[Dataset items]
+-------+
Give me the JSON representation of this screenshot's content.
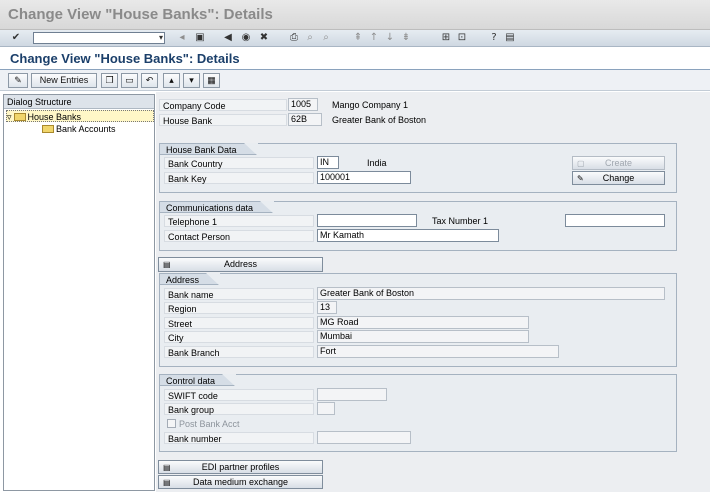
{
  "window": {
    "title": "Change View \"House Banks\": Details"
  },
  "command_field": {
    "value": ""
  },
  "header": {
    "title": "Change View \"House Banks\": Details"
  },
  "app_toolbar": {
    "new_entries_label": "New Entries"
  },
  "dialog_structure": {
    "title": "Dialog Structure",
    "items": [
      {
        "label": "House Banks",
        "selected": true,
        "expanded": true
      },
      {
        "label": "Bank Accounts",
        "selected": false
      }
    ]
  },
  "company_code": {
    "label": "Company Code",
    "value": "1005",
    "description": "Mango Company 1"
  },
  "house_bank": {
    "label": "House Bank",
    "value": "62B",
    "description": "Greater Bank of Boston"
  },
  "house_bank_data": {
    "title": "House Bank Data",
    "bank_country": {
      "label": "Bank Country",
      "value": "IN",
      "description": "India"
    },
    "bank_key": {
      "label": "Bank Key",
      "value": "100001"
    },
    "create_label": "Create",
    "change_label": "Change"
  },
  "communications": {
    "title": "Communications data",
    "telephone": {
      "label": "Telephone 1",
      "value": ""
    },
    "tax_number": {
      "label": "Tax Number 1",
      "value": ""
    },
    "contact_person": {
      "label": "Contact Person",
      "value": "Mr Kamath"
    }
  },
  "address_button": {
    "label": "Address"
  },
  "address": {
    "title": "Address",
    "bank_name": {
      "label": "Bank name",
      "value": "Greater Bank of Boston"
    },
    "region": {
      "label": "Region",
      "value": "13"
    },
    "street": {
      "label": "Street",
      "value": "MG Road"
    },
    "city": {
      "label": "City",
      "value": "Mumbai"
    },
    "bank_branch": {
      "label": "Bank Branch",
      "value": "Fort"
    }
  },
  "control_data": {
    "title": "Control data",
    "swift": {
      "label": "SWIFT code",
      "value": ""
    },
    "bank_group": {
      "label": "Bank group",
      "value": ""
    },
    "post_bank_acct": {
      "label": "Post Bank Acct",
      "checked": false
    },
    "bank_number": {
      "label": "Bank number",
      "value": ""
    }
  },
  "bottom_buttons": {
    "edi_label": "EDI partner profiles",
    "dme_label": "Data medium exchange"
  }
}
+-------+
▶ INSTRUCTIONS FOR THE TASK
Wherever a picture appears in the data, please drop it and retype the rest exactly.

▶ RESULT OF THIS TASK
Give me the JSON representation of this screenshot's content.
{
  "window": {
    "title": "Change View \"House Banks\": Details"
  },
  "command_field": {
    "value": ""
  },
  "header": {
    "title": "Change View \"House Banks\": Details"
  },
  "app_toolbar": {
    "new_entries_label": "New Entries"
  },
  "dialog_structure": {
    "title": "Dialog Structure",
    "items": [
      {
        "label": "House Banks",
        "selected": true,
        "expanded": true
      },
      {
        "label": "Bank Accounts",
        "selected": false
      }
    ]
  },
  "company_code": {
    "label": "Company Code",
    "value": "1005",
    "description": "Mango Company 1"
  },
  "house_bank": {
    "label": "House Bank",
    "value": "62B",
    "description": "Greater Bank of Boston"
  },
  "house_bank_data": {
    "title": "House Bank Data",
    "bank_country": {
      "label": "Bank Country",
      "value": "IN",
      "description": "India"
    },
    "bank_key": {
      "label": "Bank Key",
      "value": "100001"
    },
    "create_label": "Create",
    "change_label": "Change"
  },
  "communications": {
    "title": "Communications data",
    "telephone": {
      "label": "Telephone 1",
      "value": ""
    },
    "tax_number": {
      "label": "Tax Number 1",
      "value": ""
    },
    "contact_person": {
      "label": "Contact Person",
      "value": "Mr Kamath"
    }
  },
  "address_button": {
    "label": "Address"
  },
  "address": {
    "title": "Address",
    "bank_name": {
      "label": "Bank name",
      "value": "Greater Bank of Boston"
    },
    "region": {
      "label": "Region",
      "value": "13"
    },
    "street": {
      "label": "Street",
      "value": "MG Road"
    },
    "city": {
      "label": "City",
      "value": "Mumbai"
    },
    "bank_branch": {
      "label": "Bank Branch",
      "value": "Fort"
    }
  },
  "control_data": {
    "title": "Control data",
    "swift": {
      "label": "SWIFT code",
      "value": ""
    },
    "bank_group": {
      "label": "Bank group",
      "value": ""
    },
    "post_bank_acct": {
      "label": "Post Bank Acct",
      "checked": false
    },
    "bank_number": {
      "label": "Bank number",
      "value": ""
    }
  },
  "bottom_buttons": {
    "edi_label": "EDI partner profiles",
    "dme_label": "Data medium exchange"
  }
}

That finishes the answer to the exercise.